- INSTRUCTIONS TO FOLLOW: The response must contain each line of the material that holds "JSON".

- DATA FOR REVIEW:
[Start of section]
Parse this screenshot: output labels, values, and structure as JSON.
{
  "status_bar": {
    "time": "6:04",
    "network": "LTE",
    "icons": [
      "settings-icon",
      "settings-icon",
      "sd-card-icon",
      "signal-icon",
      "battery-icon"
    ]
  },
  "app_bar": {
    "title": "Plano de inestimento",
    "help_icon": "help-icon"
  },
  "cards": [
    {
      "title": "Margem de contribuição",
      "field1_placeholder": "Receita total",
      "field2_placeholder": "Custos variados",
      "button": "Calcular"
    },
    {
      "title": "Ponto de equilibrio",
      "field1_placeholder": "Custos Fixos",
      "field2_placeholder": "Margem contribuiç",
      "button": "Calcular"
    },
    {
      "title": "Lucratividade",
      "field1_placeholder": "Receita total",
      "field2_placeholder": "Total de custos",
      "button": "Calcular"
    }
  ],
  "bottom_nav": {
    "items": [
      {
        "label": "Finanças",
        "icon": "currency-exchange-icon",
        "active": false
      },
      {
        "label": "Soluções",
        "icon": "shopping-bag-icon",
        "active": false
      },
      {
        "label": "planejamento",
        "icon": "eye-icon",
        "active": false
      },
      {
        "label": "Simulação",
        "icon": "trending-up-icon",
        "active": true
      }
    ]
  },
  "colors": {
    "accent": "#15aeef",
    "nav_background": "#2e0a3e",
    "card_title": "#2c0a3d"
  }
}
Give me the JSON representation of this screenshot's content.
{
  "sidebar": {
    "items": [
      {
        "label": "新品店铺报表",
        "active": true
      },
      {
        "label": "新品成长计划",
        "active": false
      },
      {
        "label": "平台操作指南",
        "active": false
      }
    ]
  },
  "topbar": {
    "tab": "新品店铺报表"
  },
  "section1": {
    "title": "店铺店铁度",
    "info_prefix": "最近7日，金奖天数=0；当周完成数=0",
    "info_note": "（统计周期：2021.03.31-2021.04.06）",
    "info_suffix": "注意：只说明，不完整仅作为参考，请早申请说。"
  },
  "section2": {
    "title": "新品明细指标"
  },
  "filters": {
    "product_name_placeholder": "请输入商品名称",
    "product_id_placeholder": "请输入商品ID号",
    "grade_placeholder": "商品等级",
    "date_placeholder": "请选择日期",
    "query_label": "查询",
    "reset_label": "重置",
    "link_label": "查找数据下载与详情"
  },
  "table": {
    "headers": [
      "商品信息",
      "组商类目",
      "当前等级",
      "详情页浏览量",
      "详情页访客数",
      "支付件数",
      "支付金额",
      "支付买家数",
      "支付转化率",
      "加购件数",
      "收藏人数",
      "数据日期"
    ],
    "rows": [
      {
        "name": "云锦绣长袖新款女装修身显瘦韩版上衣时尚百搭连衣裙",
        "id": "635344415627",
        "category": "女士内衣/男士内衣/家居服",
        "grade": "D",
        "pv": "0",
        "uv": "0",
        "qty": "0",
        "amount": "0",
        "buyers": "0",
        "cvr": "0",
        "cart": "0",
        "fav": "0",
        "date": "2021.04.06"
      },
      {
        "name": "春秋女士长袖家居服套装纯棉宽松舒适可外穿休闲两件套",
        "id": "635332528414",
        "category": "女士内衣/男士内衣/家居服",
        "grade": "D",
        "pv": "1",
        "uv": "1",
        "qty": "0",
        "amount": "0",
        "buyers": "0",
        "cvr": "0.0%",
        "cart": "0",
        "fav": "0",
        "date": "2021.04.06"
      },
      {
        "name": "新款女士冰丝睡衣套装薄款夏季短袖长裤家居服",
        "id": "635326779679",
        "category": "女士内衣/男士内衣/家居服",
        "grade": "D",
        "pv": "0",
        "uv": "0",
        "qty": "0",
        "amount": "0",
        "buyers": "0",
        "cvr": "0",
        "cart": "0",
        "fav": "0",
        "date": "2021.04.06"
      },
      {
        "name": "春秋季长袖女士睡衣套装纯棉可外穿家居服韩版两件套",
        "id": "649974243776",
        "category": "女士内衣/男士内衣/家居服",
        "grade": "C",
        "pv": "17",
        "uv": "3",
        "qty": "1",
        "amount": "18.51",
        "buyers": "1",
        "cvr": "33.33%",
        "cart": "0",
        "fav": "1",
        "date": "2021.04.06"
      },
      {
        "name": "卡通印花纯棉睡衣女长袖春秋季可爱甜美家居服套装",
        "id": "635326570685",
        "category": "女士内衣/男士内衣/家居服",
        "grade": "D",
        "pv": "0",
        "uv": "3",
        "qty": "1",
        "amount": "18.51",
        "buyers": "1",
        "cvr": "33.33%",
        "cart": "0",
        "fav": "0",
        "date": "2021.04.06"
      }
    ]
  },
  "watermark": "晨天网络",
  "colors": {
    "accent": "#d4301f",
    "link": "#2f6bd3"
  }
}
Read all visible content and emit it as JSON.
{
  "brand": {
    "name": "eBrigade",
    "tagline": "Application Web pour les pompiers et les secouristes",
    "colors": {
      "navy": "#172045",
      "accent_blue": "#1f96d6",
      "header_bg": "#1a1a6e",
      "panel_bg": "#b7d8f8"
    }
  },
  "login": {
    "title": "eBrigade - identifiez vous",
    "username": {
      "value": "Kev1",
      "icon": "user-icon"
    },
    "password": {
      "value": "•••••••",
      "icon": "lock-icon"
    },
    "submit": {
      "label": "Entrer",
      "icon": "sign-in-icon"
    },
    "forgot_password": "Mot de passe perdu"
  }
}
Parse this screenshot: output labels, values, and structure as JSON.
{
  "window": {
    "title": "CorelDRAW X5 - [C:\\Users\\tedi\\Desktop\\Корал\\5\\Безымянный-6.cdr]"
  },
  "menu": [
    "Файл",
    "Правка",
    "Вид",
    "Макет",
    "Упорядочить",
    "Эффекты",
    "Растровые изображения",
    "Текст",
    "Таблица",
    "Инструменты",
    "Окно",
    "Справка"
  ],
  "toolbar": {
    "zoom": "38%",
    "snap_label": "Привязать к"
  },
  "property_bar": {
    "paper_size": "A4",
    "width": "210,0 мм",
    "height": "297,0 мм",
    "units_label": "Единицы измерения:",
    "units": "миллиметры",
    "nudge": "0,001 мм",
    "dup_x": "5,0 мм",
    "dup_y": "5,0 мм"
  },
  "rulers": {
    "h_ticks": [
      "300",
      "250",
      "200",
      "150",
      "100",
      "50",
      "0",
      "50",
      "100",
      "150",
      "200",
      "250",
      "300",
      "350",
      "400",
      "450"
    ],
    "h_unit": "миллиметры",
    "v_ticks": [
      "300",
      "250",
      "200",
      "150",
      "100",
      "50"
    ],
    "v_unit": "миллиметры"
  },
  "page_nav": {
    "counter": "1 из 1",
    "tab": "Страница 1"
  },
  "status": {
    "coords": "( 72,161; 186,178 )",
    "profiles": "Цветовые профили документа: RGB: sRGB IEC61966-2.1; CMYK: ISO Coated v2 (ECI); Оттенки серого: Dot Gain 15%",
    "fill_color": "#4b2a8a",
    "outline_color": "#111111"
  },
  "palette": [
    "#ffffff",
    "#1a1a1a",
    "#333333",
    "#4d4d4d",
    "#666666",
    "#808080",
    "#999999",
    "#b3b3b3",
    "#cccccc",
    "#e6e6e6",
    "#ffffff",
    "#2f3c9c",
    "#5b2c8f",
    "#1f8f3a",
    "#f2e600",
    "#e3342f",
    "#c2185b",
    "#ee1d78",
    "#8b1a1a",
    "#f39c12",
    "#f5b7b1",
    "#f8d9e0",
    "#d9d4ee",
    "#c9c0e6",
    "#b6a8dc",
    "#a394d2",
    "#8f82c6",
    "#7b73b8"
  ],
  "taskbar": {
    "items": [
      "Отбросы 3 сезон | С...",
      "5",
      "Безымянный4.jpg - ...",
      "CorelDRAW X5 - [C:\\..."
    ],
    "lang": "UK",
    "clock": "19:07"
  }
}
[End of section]
- YOUR RESPONSE:
Parse this screenshot: output labels, values, and structure as JSON.
Give me the JSON representation of this screenshot's content.
Read all visible content and emit it as JSON.
Parse this screenshot: output labels, values, and structure as JSON.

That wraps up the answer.